- On our farm we have a modified vehicle just for hauling (manure/haylage/silage/grain) on our farm. Can this go on our farmowners policy or do we need a business auto policy?
- We are having an event serving alcohol. Do we need liquor liability?
Wind Blew a tree down, is it covered?
On a typical home policy, the tree removal will be covered if it fell on and damaged the home and then it is subject to the deductible. There is typically incidental coverage for trees, shrubs and lawns but only for certain perils like fire, lightning, vandalism, theft and vehicle damage (not by you) but not wind. Even then, it is usually subject to a deductible and a limit of $500 per tree and must be within 250 feet of your home.
I’m going on vacation and renting a car. Is damage to the rental car covered?
Typically, the personal auto policy will cover your rental car the same as your insured car, so if you have collision coverage and “other than collision”, the same deductibles will apply. It will not cover trucks or moving vans. It will not cover you outside the US or Canada. You may still want to take the damage waiver to avoid any large charges to your credit card that the rental company may take pending insurance settlements and any other inconvenience or gap. Sometimes your credit card company will also provide some coverage so you should check on that as well.
My son is eighteen years old now. Should I put his car on a separate policy?
The answer varies based on several factors. We can not give legal advice so you should speak to your attorney about possible protection provided by putting your child’s car in his/her own name. From an insurance standpoint, your auto insurer is potentially liable for any resident relative in your household, so as long as they are considered a resident of your household, they will affect your insurance. Also, Wisconsin law does not permit insurers or insureds to “exclude” any driver from your policy. Because of this, most companies will want to charge for you son or daughter as long as they live with you. Don’t think that just because they get a policy somewhere else that you will be able to take them and their higher rate off your policy. Some companies will put the young driver on a separate policy but this is usually for rating purposes but both policies will be with the same company. The main thing to keep in mind regardless is that the named insured must be the owner of the car. So if you do title the car to your child, be sure that they are added as a named insured on your policy or they get a separate policy in their name with the same company. There are several advantages of keeping everyone in the household with the same company including preferred rates, multi-car discounts, renewal discounts, claim free discounts as well as avoiding any question as to which company is to cover a given claim. For example, what if you both are with different companies but Jr is driving a friends car or even one of yours and causes an accident. In that case you will most likely be dealing with both companies which will definitely complicate things.

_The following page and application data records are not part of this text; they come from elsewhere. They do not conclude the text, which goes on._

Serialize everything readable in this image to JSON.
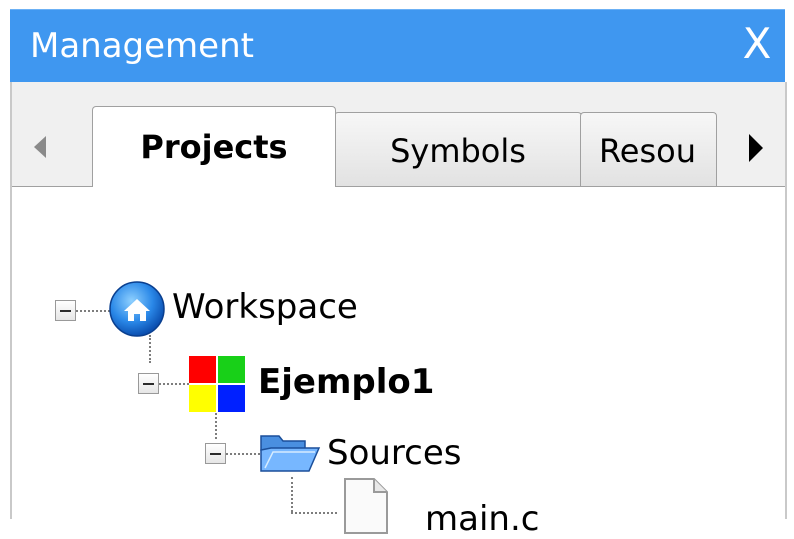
{
  "window": {
    "title": "Management",
    "close_symbol": "X",
    "title_bar_color": "#3f97f0"
  },
  "tabs": [
    {
      "label": "Projects",
      "selected": true
    },
    {
      "label": "Symbols",
      "selected": false
    },
    {
      "label": "Resou",
      "selected": false
    }
  ],
  "tab_scroll": {
    "left_icon": "scroll-left-arrow-icon",
    "right_icon": "scroll-right-arrow-icon"
  },
  "tree": {
    "workspace": {
      "label": "Workspace",
      "icon": "workspace-home-icon",
      "expanded": true
    },
    "project": {
      "label": "Ejemplo1",
      "icon": "project-colored-squares-icon",
      "expanded": true
    },
    "folder": {
      "label": "Sources",
      "icon": "open-folder-icon",
      "expanded": true
    },
    "file": {
      "label": "main.c",
      "icon": "file-icon"
    }
  }
}
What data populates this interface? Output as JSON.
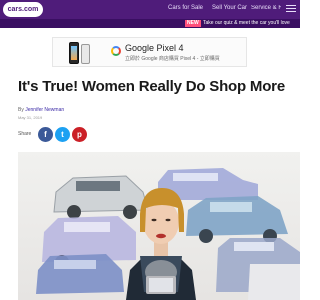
{
  "header": {
    "logo_text": "cars.com",
    "nav": [
      "Cars for Sale",
      "Sell Your Car",
      "Service & Repair"
    ],
    "promo_badge": "NEW",
    "promo_text": "Take our quiz & meet the car you'll love",
    "colors": {
      "nav_bg": "#4f1c7a",
      "promo_bg": "#3a0f62",
      "badge": "#ff4f7b"
    }
  },
  "ad": {
    "title": "Google Pixel 4",
    "subtitle": "立即於 Google 商店購買 Pixel 4 - 立即購買"
  },
  "article": {
    "title": "It's True! Women Really Do Shop More",
    "byline_prefix": "By",
    "author": "Jennifer Newman",
    "date": "May 31, 2019",
    "share_label": "Share",
    "share_buttons": [
      {
        "icon": "facebook-icon",
        "glyph": "f",
        "color": "#3b5998"
      },
      {
        "icon": "twitter-icon",
        "glyph": "t",
        "color": "#1da1f2"
      },
      {
        "icon": "pinterest-icon",
        "glyph": "p",
        "color": "#cb2027"
      }
    ]
  }
}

How do I find out the basics of insurance?
On our farm we have a modified vehicle just for hauling (manure/haylage/silage/grain) on our farm. Can this go on our farmowners policy or do we need a business auto policy?

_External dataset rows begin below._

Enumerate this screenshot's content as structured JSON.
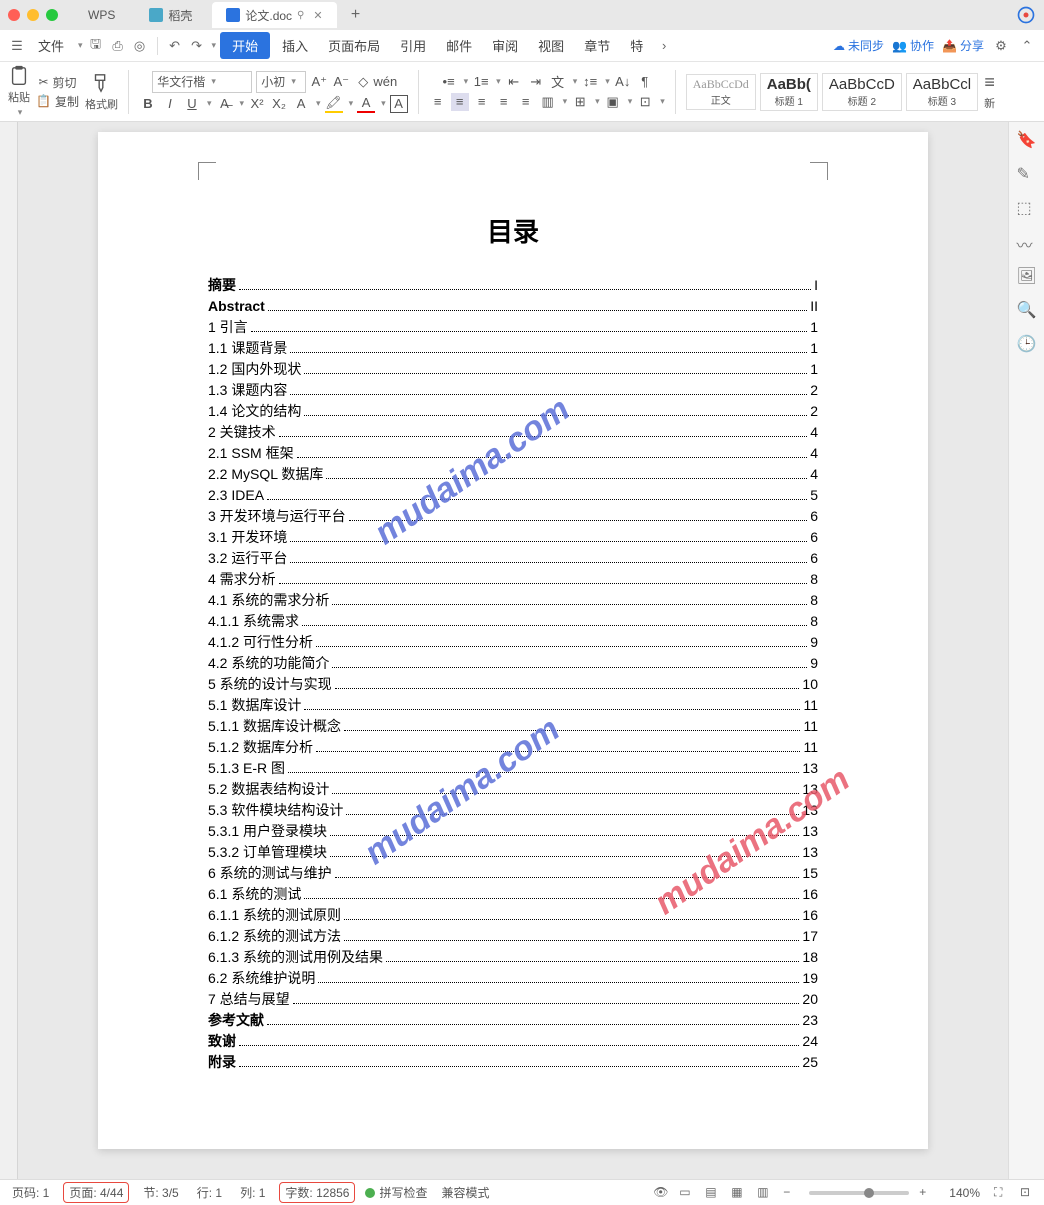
{
  "tabs": {
    "wps": "WPS",
    "daoke": "稻壳",
    "active": "论文.doc"
  },
  "menu": {
    "file": "文件",
    "start": "开始",
    "insert": "插入",
    "layout": "页面布局",
    "ref": "引用",
    "mail": "邮件",
    "review": "审阅",
    "view": "视图",
    "chapter": "章节",
    "special": "特",
    "unsync": "未同步",
    "collab": "协作",
    "share": "分享"
  },
  "toolbar": {
    "paste": "粘贴",
    "cut": "剪切",
    "copy": "复制",
    "fmtbrush": "格式刷",
    "font_name": "华文行楷",
    "font_size": "小初",
    "new_style": "新",
    "styles": {
      "body": {
        "preview": "AaBbCcDd",
        "label": "正文"
      },
      "h1": {
        "preview": "AaBb(",
        "label": "标题 1"
      },
      "h2": {
        "preview": "AaBbCcD",
        "label": "标题 2"
      },
      "h3": {
        "preview": "AaBbCcl",
        "label": "标题 3"
      }
    }
  },
  "doc": {
    "title": "目录",
    "toc": [
      {
        "label": "摘要",
        "page": "I",
        "bold": true
      },
      {
        "label": "Abstract",
        "page": "II",
        "bold": true
      },
      {
        "label": "1 引言",
        "page": "1"
      },
      {
        "label": "1.1  课题背景",
        "page": "1"
      },
      {
        "label": "1.2  国内外现状",
        "page": "1"
      },
      {
        "label": "1.3  课题内容",
        "page": "2"
      },
      {
        "label": "1.4  论文的结构",
        "page": "2"
      },
      {
        "label": "2  关键技术",
        "page": "4"
      },
      {
        "label": "2.1    SSM 框架",
        "page": "4"
      },
      {
        "label": "2.2    MySQL 数据库",
        "page": "4"
      },
      {
        "label": "2.3    IDEA",
        "page": "5"
      },
      {
        "label": "3  开发环境与运行平台",
        "page": "6"
      },
      {
        "label": "3.1  开发环境",
        "page": "6"
      },
      {
        "label": "3.2  运行平台",
        "page": "6"
      },
      {
        "label": "4  需求分析",
        "page": "8"
      },
      {
        "label": "4.1  系统的需求分析",
        "page": "8"
      },
      {
        "label": "4.1.1  系统需求",
        "page": "8"
      },
      {
        "label": "4.1.2  可行性分析",
        "page": "9"
      },
      {
        "label": "4.2  系统的功能简介",
        "page": "9"
      },
      {
        "label": "5  系统的设计与实现",
        "page": "10"
      },
      {
        "label": "5.1  数据库设计",
        "page": "11"
      },
      {
        "label": "5.1.1  数据库设计概念",
        "page": "11"
      },
      {
        "label": "5.1.2  数据库分析",
        "page": "11"
      },
      {
        "label": "5.1.3    E-R 图",
        "page": "13"
      },
      {
        "label": "5.2  数据表结构设计",
        "page": "13"
      },
      {
        "label": "5.3  软件模块结构设计",
        "page": "13"
      },
      {
        "label": "5.3.1  用户登录模块",
        "page": "13"
      },
      {
        "label": "5.3.2  订单管理模块",
        "page": "13"
      },
      {
        "label": "6  系统的测试与维护",
        "page": "15"
      },
      {
        "label": "6.1  系统的测试",
        "page": "16"
      },
      {
        "label": "6.1.1  系统的测试原则",
        "page": "16"
      },
      {
        "label": "6.1.2  系统的测试方法",
        "page": "17"
      },
      {
        "label": "6.1.3  系统的测试用例及结果",
        "page": "18"
      },
      {
        "label": "6.2  系统维护说明",
        "page": "19"
      },
      {
        "label": "7  总结与展望",
        "page": "20"
      },
      {
        "label": "参考文献",
        "page": "23",
        "bold": true
      },
      {
        "label": "致谢",
        "page": "24",
        "bold": true
      },
      {
        "label": "附录",
        "page": "25",
        "bold": true
      }
    ]
  },
  "watermark": "mudaima.com",
  "status": {
    "page_no": "页码: 1",
    "page": "页面: 4/44",
    "section": "节: 3/5",
    "row": "行: 1",
    "col": "列: 1",
    "words": "字数: 12856",
    "spell": "拼写检查",
    "compat": "兼容模式",
    "zoom": "140%"
  }
}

Companies may vary on this but the policy form excludes coverage for vehicles that are or can be registered for road use. Certain farm vehicles sometimes referred to as “Implements of husbandry” are excluded from registration by Wisconsin statutes. If so qualified, they could be covered under the farmowners policy form. Even so, keep in mind that the unendorsed farmowners form does not have some coverage’s provided on the business auto policy such as uninsured/underinsured motorist coverage and medical payments coverage for insured’s (only for “others” and employees). Here is link to the Wisconsin statute. Look at 341.05(28) in particular, but also 7,9, and 17.
We are having an event serving alcohol. Do we need liquor liability?

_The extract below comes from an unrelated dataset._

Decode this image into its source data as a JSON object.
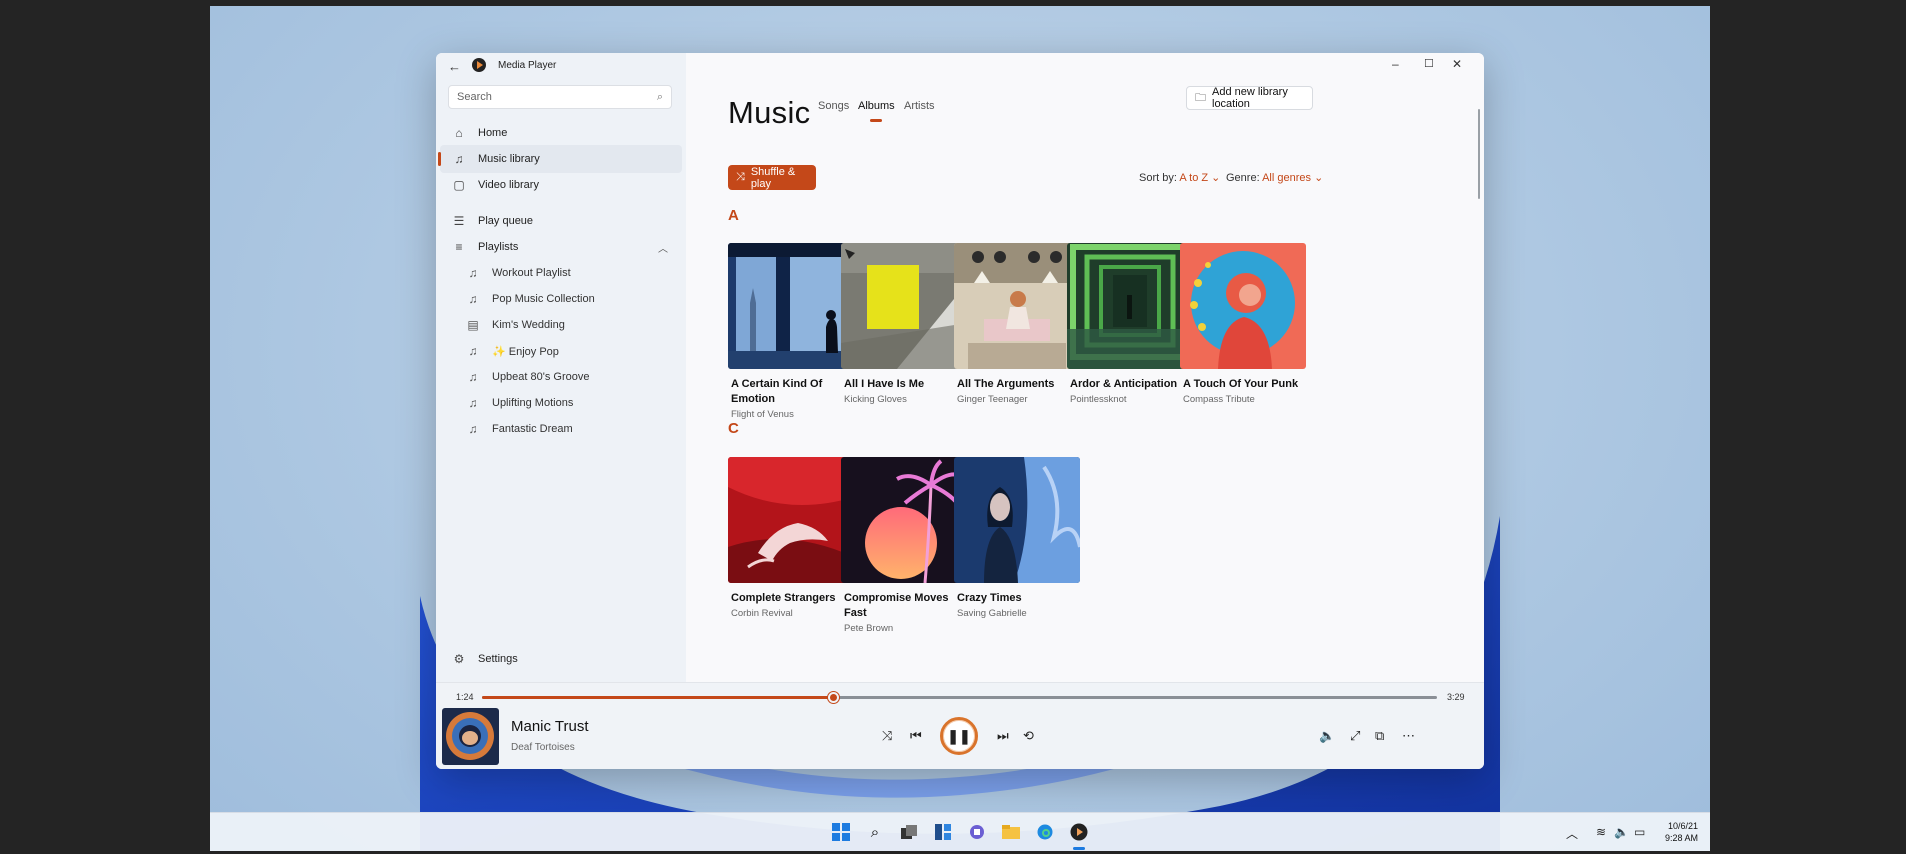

If the event is in Wisconsin, there is no Dram Shop law. WI Statue grants immunity from civil liability unless you knowingly/illegally serve an underage minor or force consumption or serve beverages implying they do not contain alcohol. Here is link to the Wisconsin statute Liquor liability insurance would not cover serving illegally, underage minors. That said, many businesses and individuals still purchase liquor liability for protection in case they would be sued relating to the serving of alcohol which could still happen.